In a previous post, I discussed how bureaucracy stifled innovation at Nokia. I ventured a guess that a formalized R&D portfolio balancing process might have helped counteract the effects of bureaucracy. An engadget post finally led me to an article with some concrete data and useful learnings for R&D managers.
First observation is that Nokia’s R&D budget was almost five times that of Apple in 2007. Furthermore, Nokia is focused only on mobile communications, as opposed to Apple, which has significant markets outside of iPhone. Hence, clearly, Nokia’s problems with innovation did not come from lack of R&D budget.
Now lets look at the breakdown of R&D investments across the development portfolio:
It can be seen that Nokia invested as much in hardware development as on Symbian. Each of these were as large as Apple’s TOTAL R&D budget. So there are three fundamental problems here:
- R&D budget is disproportionately large compared to competitors
- Spending on software and OS is much larger than competitors
- R&D investment is clearly NOT delivering the kind of performance competitors are able to get
The question Nokia should be asking when distributing R&D budgets are:
- What is the right amount of R&D budget. A bottoms up analysis is one way to get to an answer. The other would be to compute affordability as a fraction of sales. A competitive positioning graph such as the one above could provide some much needed perspective.
- What should Nokia expect in return for the R&D investment? It is absolutely critical to have CLEAR top level objectives and metrics. These objectives can help focus R&D community and drive innovation. A benchmarking study can help decide if the objectives are reasonable. For example, if Apple can develop a hardware / software ecosystem for $300M / year, should it not be possible for Nokia to achieve at least as much (may be much more because of economies of scale).
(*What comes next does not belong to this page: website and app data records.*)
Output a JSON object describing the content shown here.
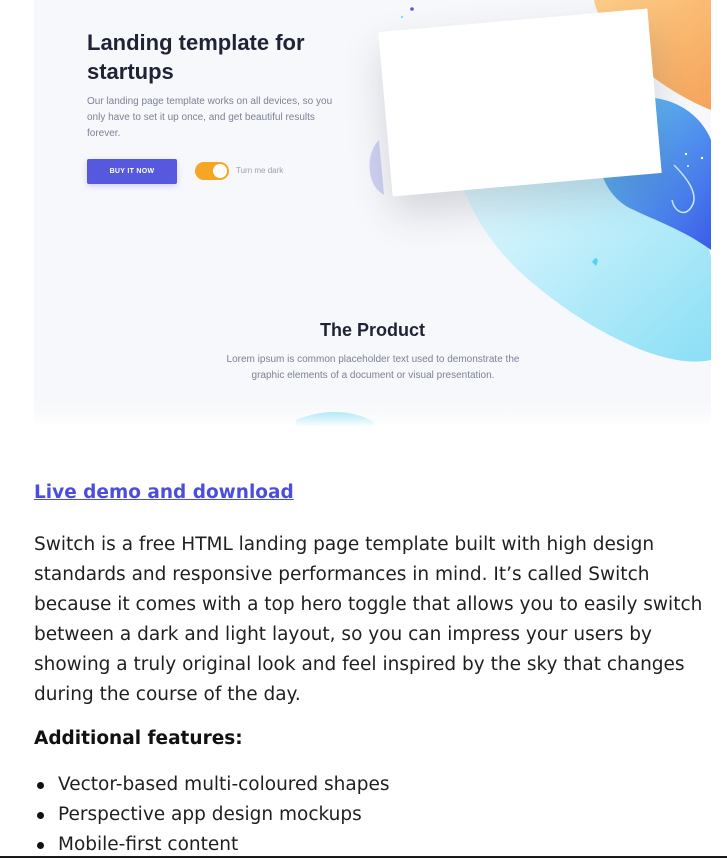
{
  "preview": {
    "hero_title": "Landing template for startups",
    "hero_description": "Our landing page template works on all devices, so you only have to set it up once, and get beautiful results forever.",
    "buy_button_label": "BUY IT NOW",
    "toggle_label": "Turn me dark",
    "toggle_on": true,
    "section_title": "The Product",
    "section_description": "Lorem ipsum is common placeholder text used to demonstrate the graphic elements of a document or visual presentation.",
    "colors": {
      "button": "#5658dd",
      "toggle": "#f6a623",
      "accent_blue": "#4f6ef0",
      "accent_orange": "#f9b46b"
    }
  },
  "article": {
    "demo_link_label": "Live demo and download",
    "intro": "Switch is a free HTML landing page template built with high design standards and responsive performances in mind. It’s called Switch because it comes with a top hero toggle that allows you to easily switch between a dark and light layout, so you can impress your users by showing a truly original look and feel inspired by the sky that changes during the course of the day.",
    "features_heading": "Additional features:",
    "features": [
      "Vector-based multi-coloured shapes",
      "Perspective app design mockups",
      "Mobile-first content"
    ],
    "link_color": "#4a4ee0"
  }
}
- How should the R&D budget bet distributed across different requirements – Hardware vs. software vs long-term research? Again, a bottoms-up estimate can be a good starting point, but it has to be balanced by a external perspective. If none of the Nokia competitors are spending $1.2B in software development, what is the business case for doing so at Nokia? As we get into details, competitive information will be hard to find. The answer is to set up some objectives / metrics and then track performance. Many R&D managers do not track results because it might take a year or two to understand the consequences. However, not tracking means there is no way to change the direction or even to gage if the investments are performing. More on this later….